►

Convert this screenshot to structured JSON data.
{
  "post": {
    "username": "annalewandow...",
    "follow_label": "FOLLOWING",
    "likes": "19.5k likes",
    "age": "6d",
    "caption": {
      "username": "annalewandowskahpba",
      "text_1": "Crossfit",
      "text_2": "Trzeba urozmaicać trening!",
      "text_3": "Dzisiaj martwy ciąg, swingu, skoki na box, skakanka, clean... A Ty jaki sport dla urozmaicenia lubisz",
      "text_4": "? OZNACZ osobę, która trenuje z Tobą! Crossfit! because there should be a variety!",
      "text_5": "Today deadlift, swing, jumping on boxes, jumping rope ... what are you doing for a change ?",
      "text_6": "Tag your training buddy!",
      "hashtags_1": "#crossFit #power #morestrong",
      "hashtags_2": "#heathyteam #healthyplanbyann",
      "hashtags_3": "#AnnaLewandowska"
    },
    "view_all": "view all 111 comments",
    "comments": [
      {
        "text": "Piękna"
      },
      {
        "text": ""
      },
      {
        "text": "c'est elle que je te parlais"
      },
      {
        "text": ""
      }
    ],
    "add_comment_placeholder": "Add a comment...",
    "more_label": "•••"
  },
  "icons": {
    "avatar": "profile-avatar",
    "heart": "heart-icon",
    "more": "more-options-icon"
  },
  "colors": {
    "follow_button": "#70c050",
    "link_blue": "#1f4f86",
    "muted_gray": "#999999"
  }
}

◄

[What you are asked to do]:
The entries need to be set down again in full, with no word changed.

[Answer to this task]:
Convert this screenshot to structured JSON data.
{
  "post": {
    "username": "annalewandow...",
    "follow_label": "FOLLOWING",
    "likes": "19.5k likes",
    "age": "6d",
    "caption": {
      "username": "annalewandowskahpba",
      "text_1": "Crossfit",
      "text_2": "Trzeba urozmaicać trening!",
      "text_3": "Dzisiaj martwy ciąg, swingu, skoki na box, skakanka, clean... A Ty jaki sport dla urozmaicenia lubisz",
      "text_4": "? OZNACZ osobę, która trenuje z Tobą! Crossfit! because there should be a variety!",
      "text_5": "Today deadlift, swing, jumping on boxes, jumping rope ... what are you doing for a change ?",
      "text_6": "Tag your training buddy!",
      "hashtags_1": "#crossFit #power #morestrong",
      "hashtags_2": "#heathyteam #healthyplanbyann",
      "hashtags_3": "#AnnaLewandowska"
    },
    "view_all": "view all 111 comments",
    "comments": [
      {
        "text": "Piękna"
      },
      {
        "text": ""
      },
      {
        "text": "c'est elle que je te parlais"
      },
      {
        "text": ""
      }
    ],
    "add_comment_placeholder": "Add a comment...",
    "more_label": "•••"
  },
  "icons": {
    "avatar": "profile-avatar",
    "heart": "heart-icon",
    "more": "more-options-icon"
  },
  "colors": {
    "follow_button": "#70c050",
    "link_blue": "#1f4f86",
    "muted_gray": "#999999"
  }
}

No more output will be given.